Katas are cool!
Last night I did my first ever public performance of a Kata at an event for women in tech. Here are some things I learnt from the experience…
- Nerves make everything harder — I practiced this kata in front of my colleagues twice at work before the event. The first time I performed the kata my hands were shaking so badly that I could barely type. However, last night, although I was very nervous, my hands didn’t shake!
Moral of the story: If you are performing a kata and you can practice it in public beforehand then do it! It will be extremely helpful.

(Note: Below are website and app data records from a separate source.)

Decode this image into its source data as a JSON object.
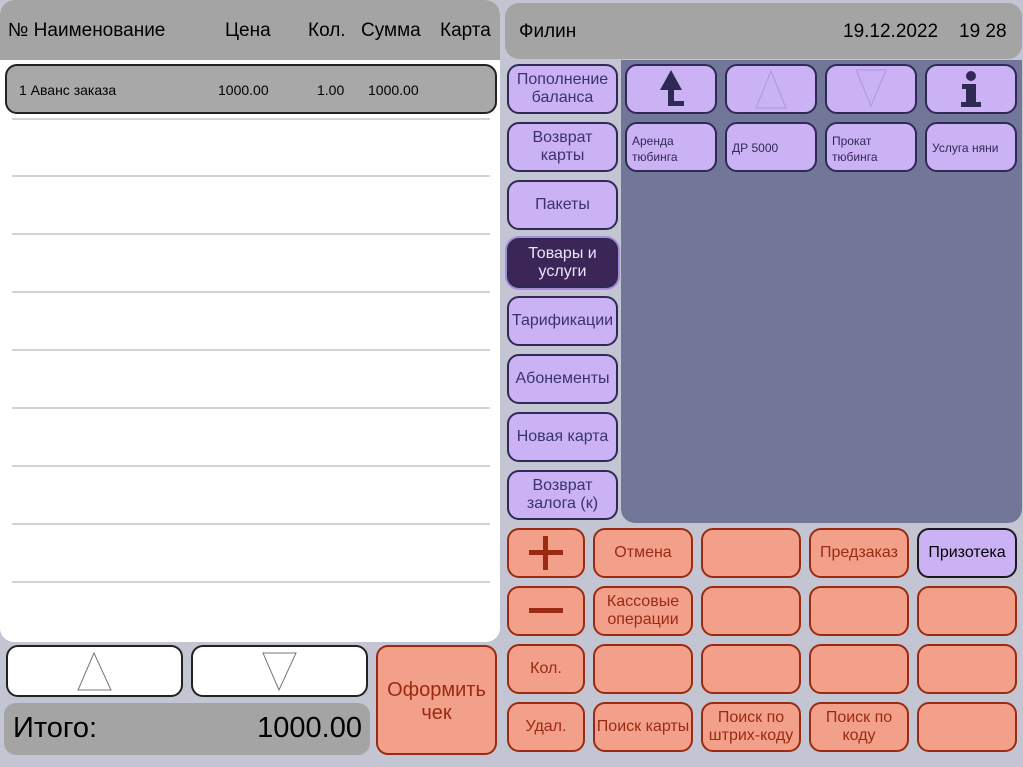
{
  "receipt": {
    "headers": {
      "name": "№ Наименование",
      "price": "Цена",
      "qty": "Кол.",
      "sum": "Сумма",
      "card": "Карта"
    },
    "items": [
      {
        "line": "1 Аванс заказа",
        "price": "1000.00",
        "qty": "1.00",
        "sum": "1000.00",
        "card": ""
      }
    ]
  },
  "total": {
    "label": "Итого:",
    "value": "1000.00"
  },
  "checkout": {
    "label": "Оформить чек"
  },
  "header": {
    "operator": "Филин",
    "date": "19.12.2022",
    "time": "19 28"
  },
  "categories": [
    {
      "label": "Пополнение баланса"
    },
    {
      "label": "Возврат карты"
    },
    {
      "label": "Пакеты"
    },
    {
      "label": "Товары и услуги",
      "active": true
    },
    {
      "label": "Тарификации"
    },
    {
      "label": "Абонементы"
    },
    {
      "label": "Новая карта"
    },
    {
      "label": "Возврат залога (к)"
    }
  ],
  "nav_icons": [
    "up-level-icon",
    "scroll-up-icon",
    "scroll-down-icon",
    "info-icon"
  ],
  "products": [
    {
      "label": "Аренда тюбинга"
    },
    {
      "label": "ДР 5000"
    },
    {
      "label": "Прокат тюбинга"
    },
    {
      "label": "Услуга няни"
    }
  ],
  "functions": {
    "cancel": "Отмена",
    "preorder": "Предзаказ",
    "prizoteka": "Призотека",
    "cash_ops": "Кассовые операции",
    "qty": "Кол.",
    "delete": "Удал.",
    "find_card": "Поиск карты",
    "find_barcode": "Поиск по штрих-коду",
    "find_code": "Поиск по коду"
  },
  "colors": {
    "accent_purple": "#cbb2f5",
    "active_category": "#3b2657",
    "function_key": "#f3a08b",
    "function_text": "#9a2a12",
    "product_area": "#727699"
  }
}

2. Kata confidence — I now feel comfortable with performing the Roman Numerals kata (in Ruby) and I have cut down my kata performance time from 27 minutes to about 11 minutes on average. Currently, my best time is 10 minutes and 30 seconds.
Moral of the story: Practice makes perfect!
3. Pushing yourself outside of your comfort zone feels good! My mentors really encouraged me to do this event and had it not been for them, I don’t know if I would have felt ‘ready’ enough to willingly volunteer. However, I’m so glad I challenged myself and committed to doing the event.
Moral of the story: Just do it! Volunteer for something you normally wouldn’t feel confident enough to do. In the tech industry, imposter syndrome is almost a given. I’ve heard numerous accounts of people feeling like their coding level isn’t that good, even if they’ve been coding for years. So, the chances are that you will never feel 100 perfect confident about the way you code but that’s a good thing! It means you recognise that you always have something to learn and space to grow.
Push yourself out of your comfort zone and commit to a challenge then put in some time so you feel ready for when you have to see it through.
Were there things that I could improve on with regards my kata and my performance yesterday? Of course there were! There are always things that can be improved even though I had done the kata over 60 times.
However, the experience on the whole was hugely positive for me and I hope others were able to learn more about katas and the process of refining them.